Programming Nighttime Activities in Outdoor Adventure Programs

Authors

  • J. Adam Becco Clemson University

Abstract

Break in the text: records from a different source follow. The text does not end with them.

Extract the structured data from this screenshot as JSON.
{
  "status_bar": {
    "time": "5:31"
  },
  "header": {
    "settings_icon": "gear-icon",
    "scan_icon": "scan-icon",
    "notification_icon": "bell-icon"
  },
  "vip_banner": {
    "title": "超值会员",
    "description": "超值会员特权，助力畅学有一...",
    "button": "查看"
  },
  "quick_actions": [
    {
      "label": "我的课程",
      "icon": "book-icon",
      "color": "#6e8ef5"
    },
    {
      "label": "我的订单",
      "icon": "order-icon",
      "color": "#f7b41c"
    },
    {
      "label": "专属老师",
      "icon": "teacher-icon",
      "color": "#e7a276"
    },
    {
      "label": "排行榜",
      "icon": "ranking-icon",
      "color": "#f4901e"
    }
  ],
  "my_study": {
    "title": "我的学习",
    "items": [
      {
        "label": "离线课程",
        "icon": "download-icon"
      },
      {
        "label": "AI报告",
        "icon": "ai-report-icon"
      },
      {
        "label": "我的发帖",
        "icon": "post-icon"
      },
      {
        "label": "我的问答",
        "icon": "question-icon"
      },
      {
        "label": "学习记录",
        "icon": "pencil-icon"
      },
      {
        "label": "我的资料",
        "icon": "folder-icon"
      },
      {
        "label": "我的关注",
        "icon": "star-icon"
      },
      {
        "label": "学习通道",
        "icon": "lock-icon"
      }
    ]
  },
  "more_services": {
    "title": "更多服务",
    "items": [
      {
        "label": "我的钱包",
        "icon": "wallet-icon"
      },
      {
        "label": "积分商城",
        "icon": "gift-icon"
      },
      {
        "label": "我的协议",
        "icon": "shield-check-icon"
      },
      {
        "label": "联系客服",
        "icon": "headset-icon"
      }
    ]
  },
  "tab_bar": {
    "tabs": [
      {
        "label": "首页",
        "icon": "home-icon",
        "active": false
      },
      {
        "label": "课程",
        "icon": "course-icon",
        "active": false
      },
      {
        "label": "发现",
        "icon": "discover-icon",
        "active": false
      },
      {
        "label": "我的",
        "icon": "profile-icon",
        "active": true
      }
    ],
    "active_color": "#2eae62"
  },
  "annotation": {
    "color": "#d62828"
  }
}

The current study sought to understand how the participant's experience of guided night hiking could be used as a resource for outdoor recreation programming. Many parks, outdoor recreation programs, and other interpretative services are offering nighttime programs for participants, such as star gazing, kayaking, and night hikes (Beeco, 2008; Smith & Hallo, 2011). This may be due to the use of night as one of the remaining frontiers in recreational experiences (Melbin, 1978). As Melbin (1978) suggests with his urban study, placidity with day activities can led to an interest in exploring the utility of night. For example, trekking into the night may provide a different experience for the hiker who has already found the summit on all of their local trails. Programming during these later, less visited hours can provide unique conditions different than traditional daytime experiences (Beeco, Hallo, Baldwin, and McGuire, in press). Specifically, nighttime recreation activities might offer increased challenge, risk, or a sense of solitude. Furthermore, these programs may also attract participants that believe they are competent daytime adventurers, but are intimidated by recreating at night. Nighttime recreation could also provide opportunities to see or hear nocturnal wildlife such as lightening bugs or owls.